■ **ACTIVITY**: Retype each of the entries below exactly as written.

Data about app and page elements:

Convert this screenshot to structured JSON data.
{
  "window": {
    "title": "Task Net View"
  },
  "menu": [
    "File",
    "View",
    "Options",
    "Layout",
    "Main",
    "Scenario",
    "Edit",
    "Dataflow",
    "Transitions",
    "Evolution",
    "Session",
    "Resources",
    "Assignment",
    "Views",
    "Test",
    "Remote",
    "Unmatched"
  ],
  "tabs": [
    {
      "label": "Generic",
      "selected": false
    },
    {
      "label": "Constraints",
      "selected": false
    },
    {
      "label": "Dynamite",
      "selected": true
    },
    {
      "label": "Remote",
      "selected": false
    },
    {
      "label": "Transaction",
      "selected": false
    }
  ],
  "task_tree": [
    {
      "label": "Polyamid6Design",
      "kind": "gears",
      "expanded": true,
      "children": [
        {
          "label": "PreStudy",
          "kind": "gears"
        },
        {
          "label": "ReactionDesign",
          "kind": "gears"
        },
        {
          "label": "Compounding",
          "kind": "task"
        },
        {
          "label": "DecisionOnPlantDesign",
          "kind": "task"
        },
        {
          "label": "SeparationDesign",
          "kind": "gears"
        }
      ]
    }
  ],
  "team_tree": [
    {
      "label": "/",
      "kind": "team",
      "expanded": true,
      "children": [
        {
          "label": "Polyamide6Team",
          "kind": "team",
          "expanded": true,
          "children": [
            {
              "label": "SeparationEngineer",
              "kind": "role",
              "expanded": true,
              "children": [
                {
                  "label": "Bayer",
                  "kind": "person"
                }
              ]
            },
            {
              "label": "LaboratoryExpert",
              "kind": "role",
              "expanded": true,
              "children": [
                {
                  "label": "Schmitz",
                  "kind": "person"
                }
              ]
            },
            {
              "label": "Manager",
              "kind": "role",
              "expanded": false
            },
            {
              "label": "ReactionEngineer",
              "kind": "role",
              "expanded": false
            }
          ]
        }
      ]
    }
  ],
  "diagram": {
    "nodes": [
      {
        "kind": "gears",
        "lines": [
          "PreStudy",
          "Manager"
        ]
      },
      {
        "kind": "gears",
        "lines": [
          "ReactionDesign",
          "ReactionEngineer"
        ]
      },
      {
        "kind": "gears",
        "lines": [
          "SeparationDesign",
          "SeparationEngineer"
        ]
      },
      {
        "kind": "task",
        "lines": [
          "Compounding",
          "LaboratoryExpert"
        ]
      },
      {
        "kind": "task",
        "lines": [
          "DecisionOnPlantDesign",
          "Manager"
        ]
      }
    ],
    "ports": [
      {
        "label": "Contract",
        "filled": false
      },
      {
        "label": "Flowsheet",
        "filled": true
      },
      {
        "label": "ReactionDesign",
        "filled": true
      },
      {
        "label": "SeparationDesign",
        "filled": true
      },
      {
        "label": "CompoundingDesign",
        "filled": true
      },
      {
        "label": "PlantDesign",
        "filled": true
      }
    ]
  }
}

■ **EXERCISE SOLUTION**:
Convert this screenshot to structured JSON data.
{
  "window": {
    "title": "Task Net View"
  },
  "menu": [
    "File",
    "View",
    "Options",
    "Layout",
    "Main",
    "Scenario",
    "Edit",
    "Dataflow",
    "Transitions",
    "Evolution",
    "Session",
    "Resources",
    "Assignment",
    "Views",
    "Test",
    "Remote",
    "Unmatched"
  ],
  "tabs": [
    {
      "label": "Generic",
      "selected": false
    },
    {
      "label": "Constraints",
      "selected": false
    },
    {
      "label": "Dynamite",
      "selected": true
    },
    {
      "label": "Remote",
      "selected": false
    },
    {
      "label": "Transaction",
      "selected": false
    }
  ],
  "task_tree": [
    {
      "label": "Polyamid6Design",
      "kind": "gears",
      "expanded": true,
      "children": [
        {
          "label": "PreStudy",
          "kind": "gears"
        },
        {
          "label": "ReactionDesign",
          "kind": "gears"
        },
        {
          "label": "Compounding",
          "kind": "task"
        },
        {
          "label": "DecisionOnPlantDesign",
          "kind": "task"
        },
        {
          "label": "SeparationDesign",
          "kind": "gears"
        }
      ]
    }
  ],
  "team_tree": [
    {
      "label": "/",
      "kind": "team",
      "expanded": true,
      "children": [
        {
          "label": "Polyamide6Team",
          "kind": "team",
          "expanded": true,
          "children": [
            {
              "label": "SeparationEngineer",
              "kind": "role",
              "expanded": true,
              "children": [
                {
                  "label": "Bayer",
                  "kind": "person"
                }
              ]
            },
            {
              "label": "LaboratoryExpert",
              "kind": "role",
              "expanded": true,
              "children": [
                {
                  "label": "Schmitz",
                  "kind": "person"
                }
              ]
            },
            {
              "label": "Manager",
              "kind": "role",
              "expanded": false
            },
            {
              "label": "ReactionEngineer",
              "kind": "role",
              "expanded": false
            }
          ]
        }
      ]
    }
  ],
  "diagram": {
    "nodes": [
      {
        "kind": "gears",
        "lines": [
          "PreStudy",
          "Manager"
        ]
      },
      {
        "kind": "gears",
        "lines": [
          "ReactionDesign",
          "ReactionEngineer"
        ]
      },
      {
        "kind": "gears",
        "lines": [
          "SeparationDesign",
          "SeparationEngineer"
        ]
      },
      {
        "kind": "task",
        "lines": [
          "Compounding",
          "LaboratoryExpert"
        ]
      },
      {
        "kind": "task",
        "lines": [
          "DecisionOnPlantDesign",
          "Manager"
        ]
      }
    ],
    "ports": [
      {
        "label": "Contract",
        "filled": false
      },
      {
        "label": "Flowsheet",
        "filled": true
      },
      {
        "label": "ReactionDesign",
        "filled": true
      },
      {
        "label": "SeparationDesign",
        "filled": true
      },
      {
        "label": "CompoundingDesign",
        "filled": true
      },
      {
        "label": "PlantDesign",
        "filled": true
      }
    ]
  }
}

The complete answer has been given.